The Commission has acknowledged that there are no easy solutions to finding a global platform for cybersecurity, whether through the G20 or the OECD. Do you see this as a problem?
I think it takes leadership. There will always be a debate about whose standards you adopt, because typically – although less so now – whoever controlled the standards controlled the market. So Europe was brilliantly good at mobile telephone standards. It got together, created a market with lots of interoperability, and everybody won out in the end. So I think what needs to be done is for states to pick where you can have a standard then use the G20 and to nominate a leading country to link with standards bodies.
Would picking a lead country be a problem?
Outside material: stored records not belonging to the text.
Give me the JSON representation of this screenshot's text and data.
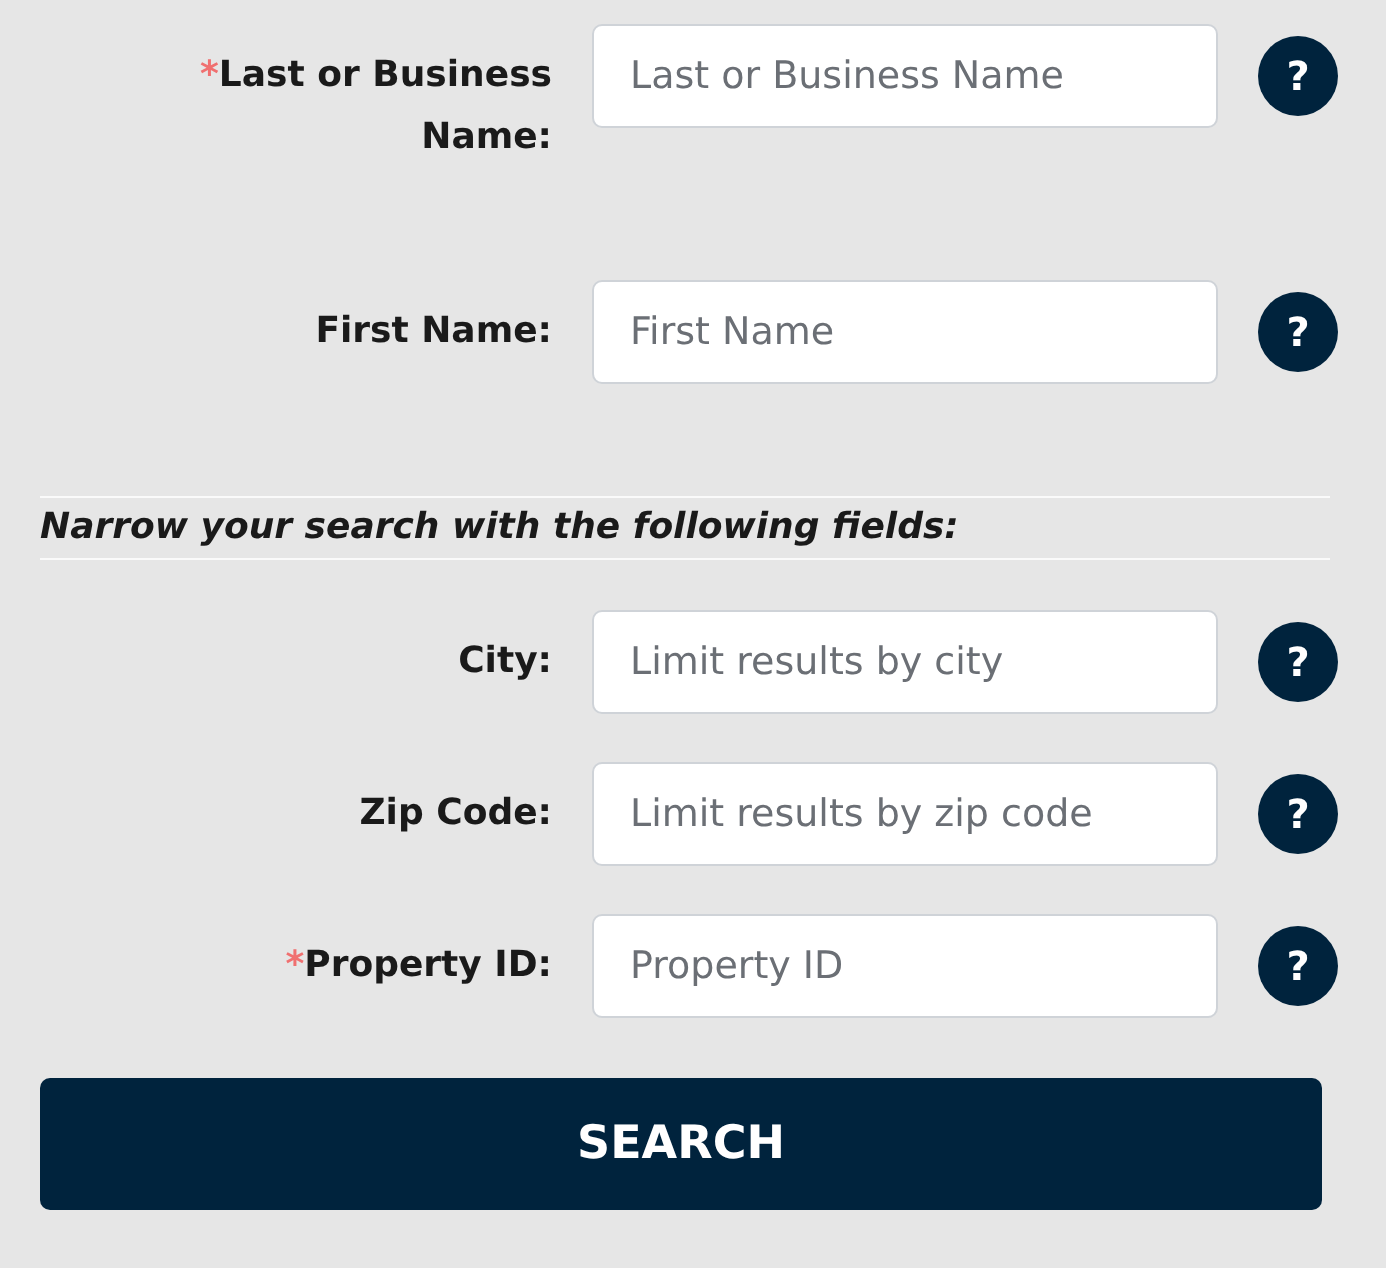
{
  "required_mark": "*",
  "name_fields": [
    {
      "label": "Last or Business Name:",
      "placeholder": "Last or Business Name",
      "required": true,
      "help": "?"
    },
    {
      "label": "First Name:",
      "placeholder": "First Name",
      "required": false,
      "help": "?"
    }
  ],
  "narrow_heading": "Narrow your search with the following fields:",
  "filter_fields": [
    {
      "label": "City:",
      "placeholder": "Limit results by city",
      "required": false,
      "help": "?"
    },
    {
      "label": "Zip Code:",
      "placeholder": "Limit results by zip code",
      "required": false,
      "help": "?"
    },
    {
      "label": "Property ID:",
      "placeholder": "Property ID",
      "required": true,
      "help": "?"
    }
  ],
  "button": "SEARCH"
}
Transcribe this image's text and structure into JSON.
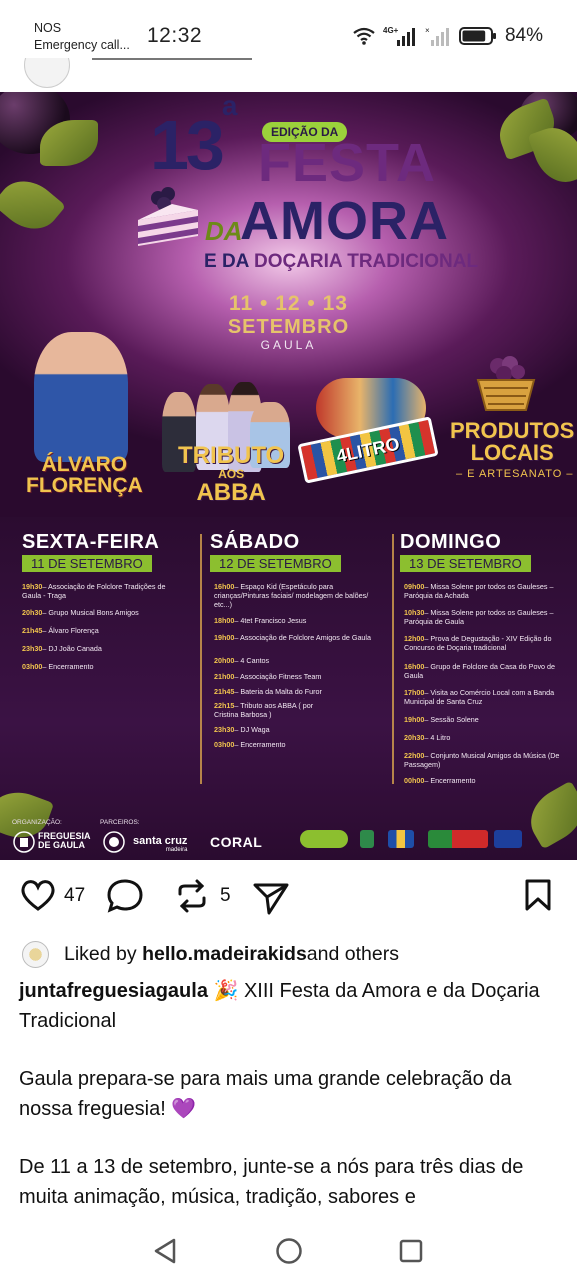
{
  "status_bar": {
    "carrier": "NOS",
    "carrier_sub": "Emergency call...",
    "time": "12:32",
    "network": "4G+",
    "battery": "84%",
    "battery_level": 0.84
  },
  "poster": {
    "edition_badge": "EDIÇÃO DA",
    "edition_number": "13",
    "edition_suffix": "a",
    "title_festa": "FESTA",
    "title_da": "DA",
    "title_amora": "AMORA",
    "subtitle_prefix": "E DA",
    "subtitle_main": "DOÇARIA TRADICIONAL",
    "dates": "11 • 12 • 13",
    "month": "SETEMBRO",
    "place": "GAULA",
    "artists": {
      "alvaro_line1": "ÁLVARO",
      "alvaro_line2": "FLORENÇA",
      "tributo": "TRIBUTO",
      "aos": "AOS",
      "abba": "ABBA",
      "litro": "4LITRO",
      "produtos": "PRODUTOS",
      "locais": "LOCAIS",
      "artesanato": "– E ARTESANATO –"
    },
    "days": [
      {
        "title": "SEXTA-FEIRA",
        "date": "11 DE SETEMBRO",
        "events": [
          {
            "time": "19h30",
            "text": "– Associação de Folclore Tradições de Gaula - Traga"
          },
          {
            "time": "20h30",
            "text": "– Grupo Musical Bons Amigos"
          },
          {
            "time": "21h45",
            "text": "– Álvaro Florença"
          },
          {
            "time": "23h30",
            "text": "– DJ João Canada"
          },
          {
            "time": "03h00",
            "text": "– Encerramento"
          }
        ]
      },
      {
        "title": "SÁBADO",
        "date": "12 DE SETEMBRO",
        "events": [
          {
            "time": "16h00",
            "text": "– Espaço Kid (Espetáculo para crianças/Pinturas faciais/ modelagem de balões/ etc...)"
          },
          {
            "time": "18h00",
            "text": "– 4tet Francisco Jesus"
          },
          {
            "time": "19h00",
            "text": "– Associação de Folclore Amigos de Gaula"
          },
          {
            "time": "20h00",
            "text": "– 4 Cantos"
          },
          {
            "time": "21h00",
            "text": "– Associação Fitness Team"
          },
          {
            "time": "21h45",
            "text": "– Bateria da Malta do Furor"
          },
          {
            "time": "22h15",
            "text": "– Tributo aos ABBA ( por Cristina Barbosa )"
          },
          {
            "time": "23h30",
            "text": "– DJ Waga"
          },
          {
            "time": "03h00",
            "text": "– Encerramento"
          }
        ]
      },
      {
        "title": "DOMINGO",
        "date": "13 DE SETEMBRO",
        "events": [
          {
            "time": "09h00",
            "text": "– Missa Solene por todos os Gauleses – Paróquia da Achada"
          },
          {
            "time": "10h30",
            "text": "– Missa Solene por todos os Gauleses – Paróquia de Gaula"
          },
          {
            "time": "12h00",
            "text": "– Prova de Degustação - XIV Edição do Concurso de Doçaria tradicional"
          },
          {
            "time": "16h00",
            "text": "– Grupo de Folclore da Casa do Povo de Gaula"
          },
          {
            "time": "17h00",
            "text": "– Visita ao Comércio Local com a Banda Municipal de Santa Cruz"
          },
          {
            "time": "19h00",
            "text": "– Sessão Solene"
          },
          {
            "time": "20h30",
            "text": "– 4 Litro"
          },
          {
            "time": "22h00",
            "text": "– Conjunto Musical Amigos da Música (De Passagem)"
          },
          {
            "time": "00h00",
            "text": "– Encerramento"
          }
        ]
      }
    ],
    "footer": {
      "organizacao": "ORGANIZAÇÃO:",
      "parceiros": "PARCEIROS:",
      "freguesia_1": "FREGUESIA",
      "freguesia_2": "DE GAULA",
      "santa_cruz": "santa cruz",
      "madeira": "madeira",
      "coral": "CORAL"
    }
  },
  "post": {
    "like_count": "47",
    "repost_count": "5",
    "liked_by_prefix": "Liked by ",
    "liked_by_user": "hello.madeirakids",
    "liked_by_suffix": " and others",
    "username": "juntafreguesiagaula",
    "caption_emoji": "🎉",
    "caption_title": " XIII Festa da Amora e da Doçaria Tradicional",
    "paragraph_1": "Gaula prepara-se para mais uma grande celebração da nossa freguesia! 💜",
    "paragraph_2": "De 11 a 13 de setembro, junte-se a nós para três dias de muita animação, música, tradição, sabores e"
  }
}
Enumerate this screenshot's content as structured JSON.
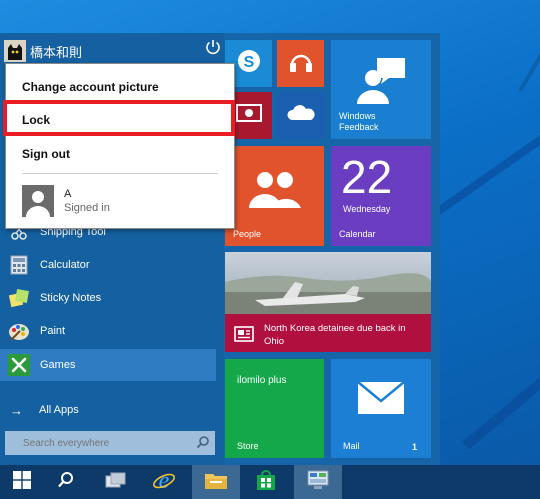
{
  "user": {
    "name": "橋本和則"
  },
  "flyout": {
    "items": [
      {
        "label": "Change account picture"
      },
      {
        "label": "Lock"
      },
      {
        "label": "Sign out"
      }
    ],
    "other_user": {
      "name": "A",
      "status": "Signed in"
    }
  },
  "apps": [
    {
      "label": "Shipping Tool",
      "icon": "scissors-icon"
    },
    {
      "label": "Calculator",
      "icon": "calculator-icon"
    },
    {
      "label": "Sticky Notes",
      "icon": "sticky-notes-icon"
    },
    {
      "label": "Paint",
      "icon": "paint-palette-icon"
    },
    {
      "label": "Games",
      "icon": "xbox-games-icon"
    }
  ],
  "all_apps": {
    "label": "All Apps"
  },
  "search": {
    "placeholder": "Search everywhere"
  },
  "tiles": {
    "windows_feedback": {
      "label": "Windows Feedback"
    },
    "people": {
      "label": "People"
    },
    "calendar": {
      "day": "22",
      "weekday": "Wednesday",
      "label": "Calendar"
    },
    "news": {
      "headline": "North Korea detainee due back in Ohio"
    },
    "store_app": {
      "title": "ilomilo plus",
      "label": "Store"
    },
    "mail": {
      "label": "Mail",
      "count": "1"
    }
  },
  "colors": {
    "start_bg": "#1565a8",
    "skype": "#1a8bd4",
    "music": "#e0532c",
    "video": "#a8182f",
    "onedrive": "#1a5fb0",
    "feedback": "#1b7fd1",
    "people": "#e0532c",
    "calendar": "#6b3ec1",
    "news": "#b0103e",
    "store": "#14a84a",
    "mail": "#1c7fd4",
    "lock_highlight": "#ea1d25"
  }
}
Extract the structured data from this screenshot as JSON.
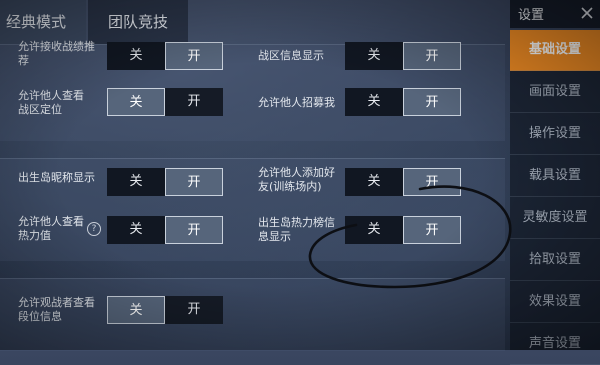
{
  "tabs": [
    {
      "label": "经典模式"
    },
    {
      "label": "团队竞技"
    }
  ],
  "header": {
    "title": "设置"
  },
  "sidebar": {
    "items": [
      {
        "label": "基础设置"
      },
      {
        "label": "画面设置"
      },
      {
        "label": "操作设置"
      },
      {
        "label": "载具设置"
      },
      {
        "label": "灵敏度设置"
      },
      {
        "label": "拾取设置"
      },
      {
        "label": "效果设置"
      },
      {
        "label": "声音设置"
      }
    ]
  },
  "settings": {
    "accept_match_invite": {
      "label": "允许接收战绩推荐",
      "off": "关",
      "on": "开",
      "value": "开"
    },
    "zone_info": {
      "label": "战区信息显示",
      "off": "关",
      "on": "开",
      "value": "开"
    },
    "view_zone": {
      "label": "允许他人查看战区定位",
      "off": "关",
      "on": "开",
      "value": "关"
    },
    "recruit": {
      "label": "允许他人招募我",
      "off": "关",
      "on": "开",
      "value": "开"
    },
    "nickname": {
      "label": "出生岛昵称显示",
      "off": "关",
      "on": "开",
      "value": "开"
    },
    "add_friend": {
      "label": "允许他人添加好友(训练场内)",
      "off": "关",
      "on": "开",
      "value": "开"
    },
    "heat_value": {
      "label": "允许他人查看热力值",
      "off": "关",
      "on": "开",
      "value": "开"
    },
    "heat_list": {
      "label": "出生岛热力榜信息显示",
      "off": "关",
      "on": "开",
      "value": "开"
    },
    "spectator_rank": {
      "label": "允许观战者查看段位信息",
      "off": "关",
      "on": "开",
      "value": "关"
    }
  },
  "colors": {
    "accent": "#f08c24",
    "toggle_selected": "#56657b",
    "toggle_dark": "#111722"
  },
  "icons": {
    "close": "close-icon",
    "help": "question-circle-icon"
  }
}
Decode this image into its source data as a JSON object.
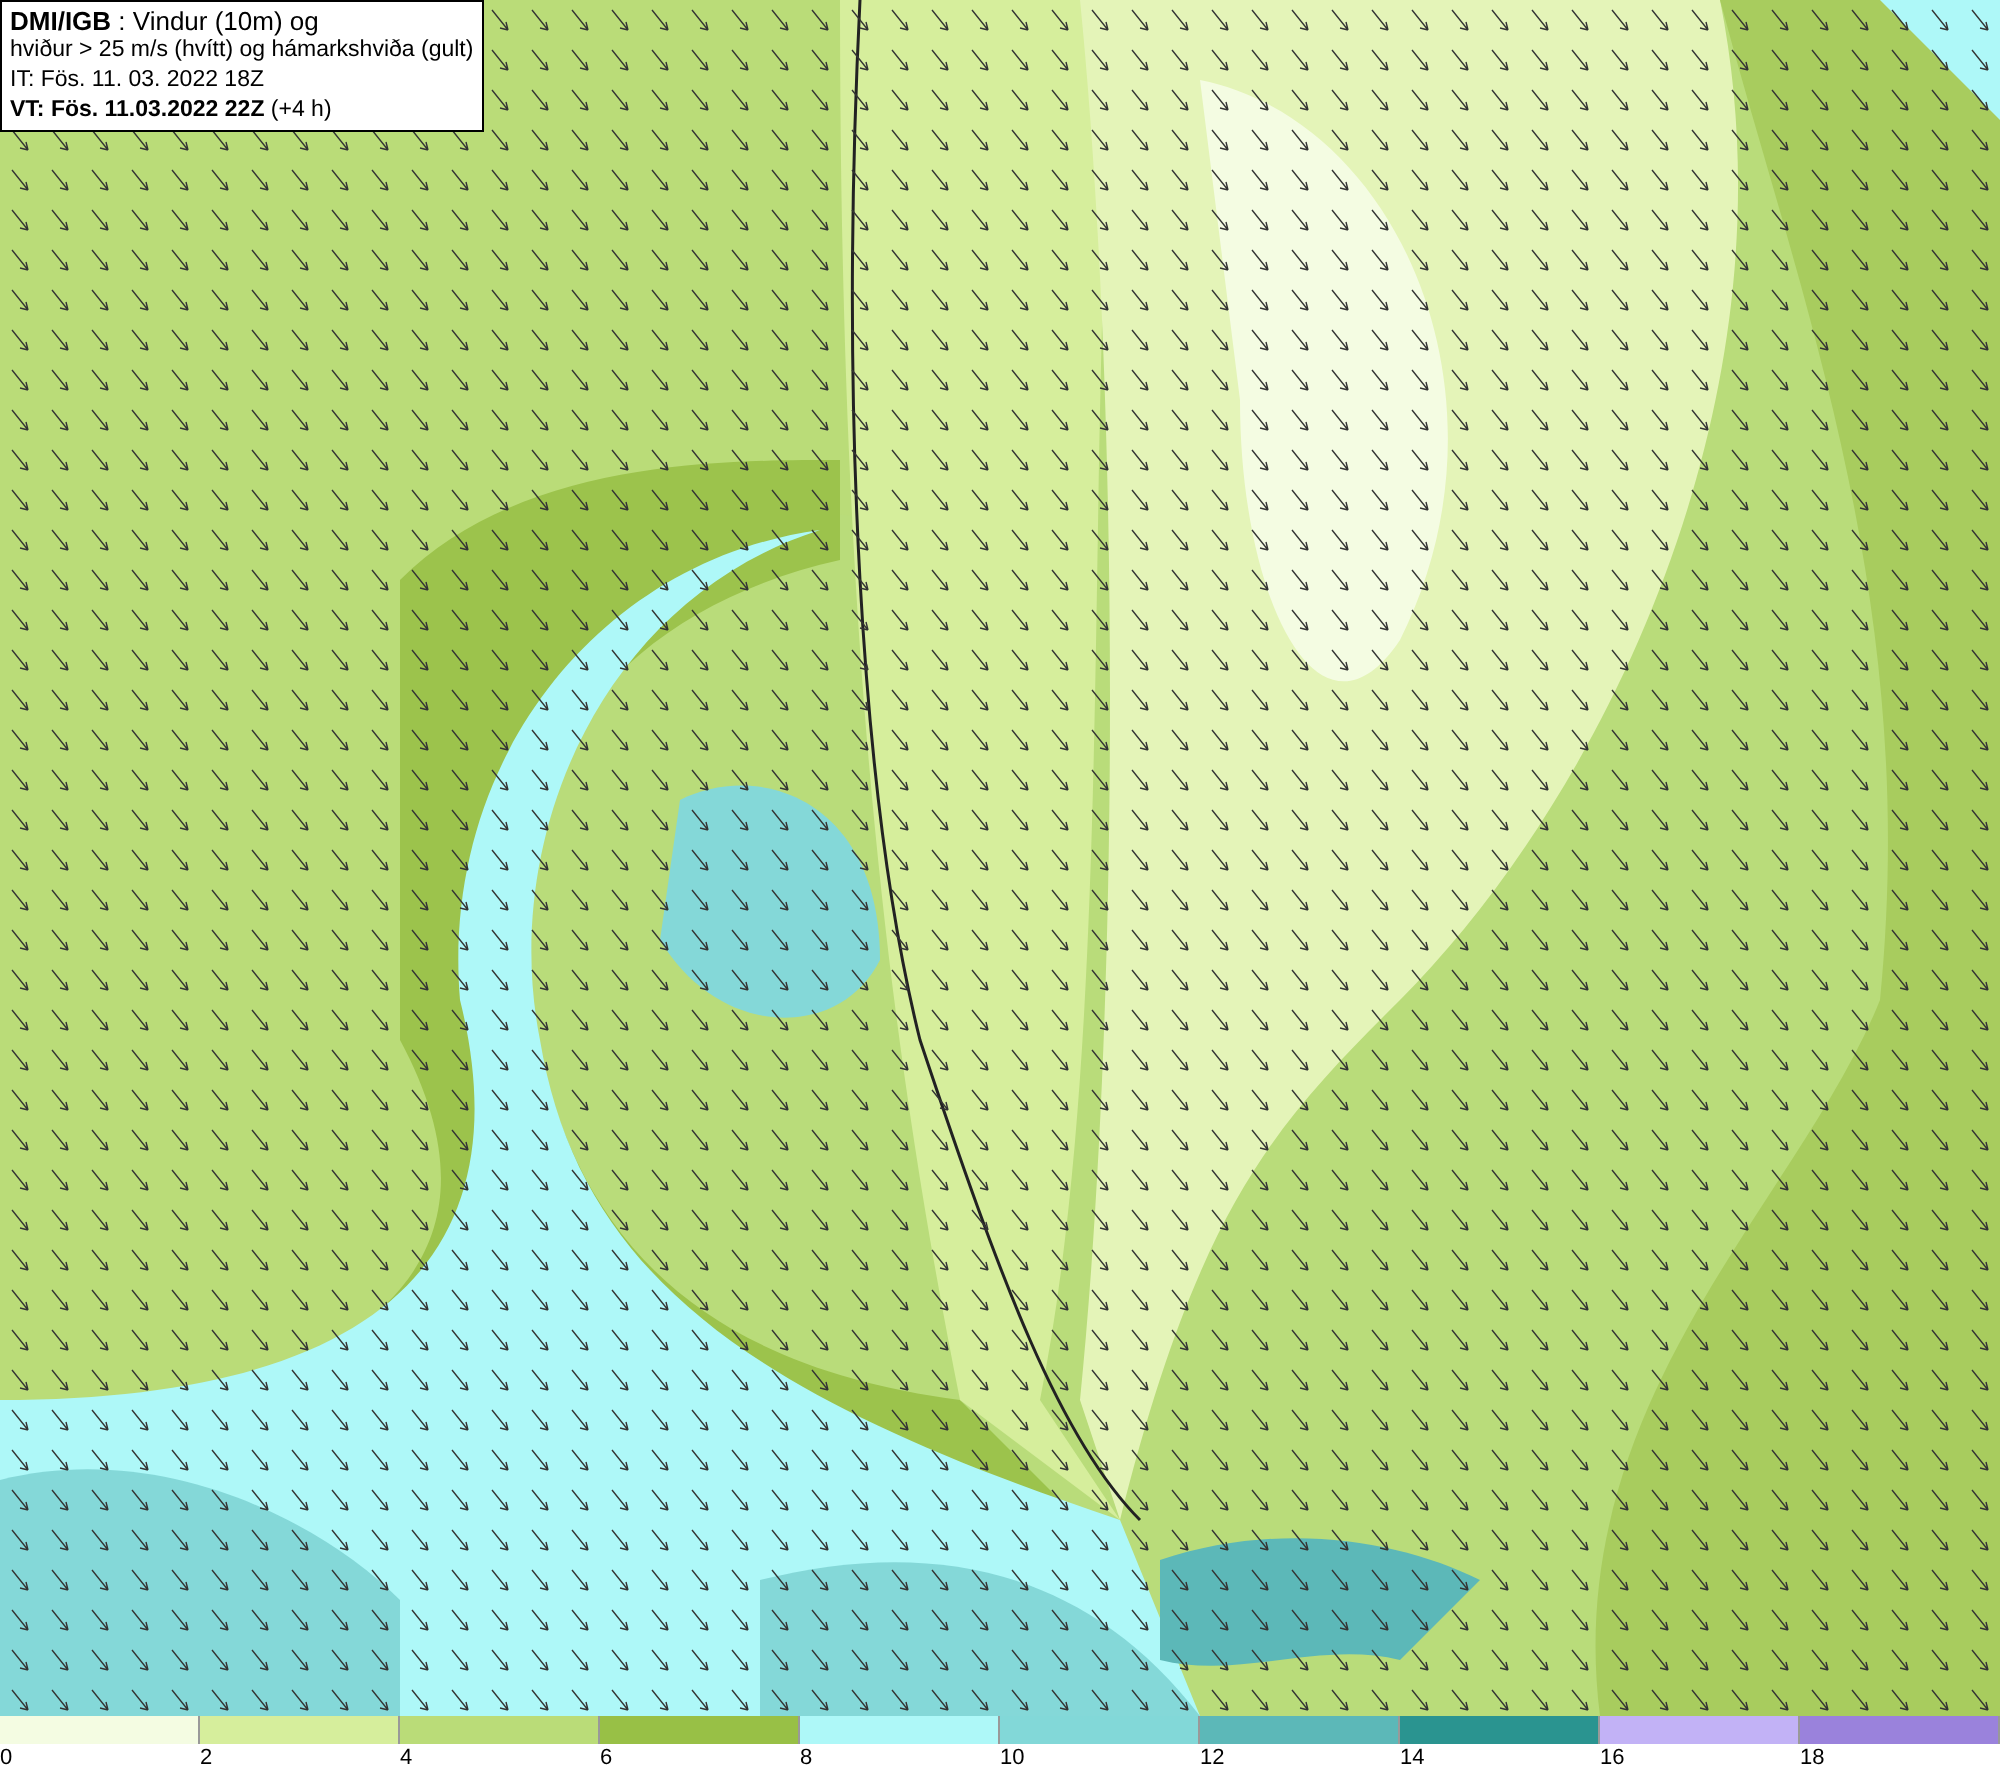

Europe is very good at allotting different jobs to different countries. I cannot believe the G20 could not appoint one or three core countries. It does not mean that they have to determine the standards. I would adopt what I call the “champion challenger” system. This way you ask countries: "Who thinks their model is the best?" Then you call that system the champion and anyone can challenge their system under any evaluation technique. But you cannot knock off the champion unless you can demonstrate a clear benefit over that system. It is a democratic process and means there would be conformity.
What are the new models of cyberattack arriving?
I think the whole issue in terms of cybersecurity is morphing every day. It is becoming more economic. There is a commercial criminal ecosystem which has been maturing and maturing. Where there is money there is investment. It is a little like financial fraud. If I spend €1 million to stop fraud and you are a fraudster and spend €10 million to break my protection, you are likely to be successful eventually. It is the same with cybercrime. The more that gangs get organised and generate cash, the more they have to develop new attack software. And that is not going to stop, as soon as you close one avenue off you open up another.
I think what is also happening which I am more and more worried about is that you are seeing more and more countries beginning to say we want our local justice departments and police and intelligence to be able to go an hack other people’s machines around the world and to spy on people. There has to be a digital 'line in the sand' between what is ethical and what is moral.
Australia and Holland have been taking openly about whether they should be giving law enforcement authorities the ability to attack machines if they feel they are under attack. But the more that people make that the norm you then move onto the next level, which will see this escalating. The issue is not that countries are doing it is that they are legitimising it, which means that the next thing is that they would accept something more. We have to have a convention whereby there is a clear agreement not to do this. It needs a convention.
EU official documents
- European Commission: EU Cybersecurity Strategy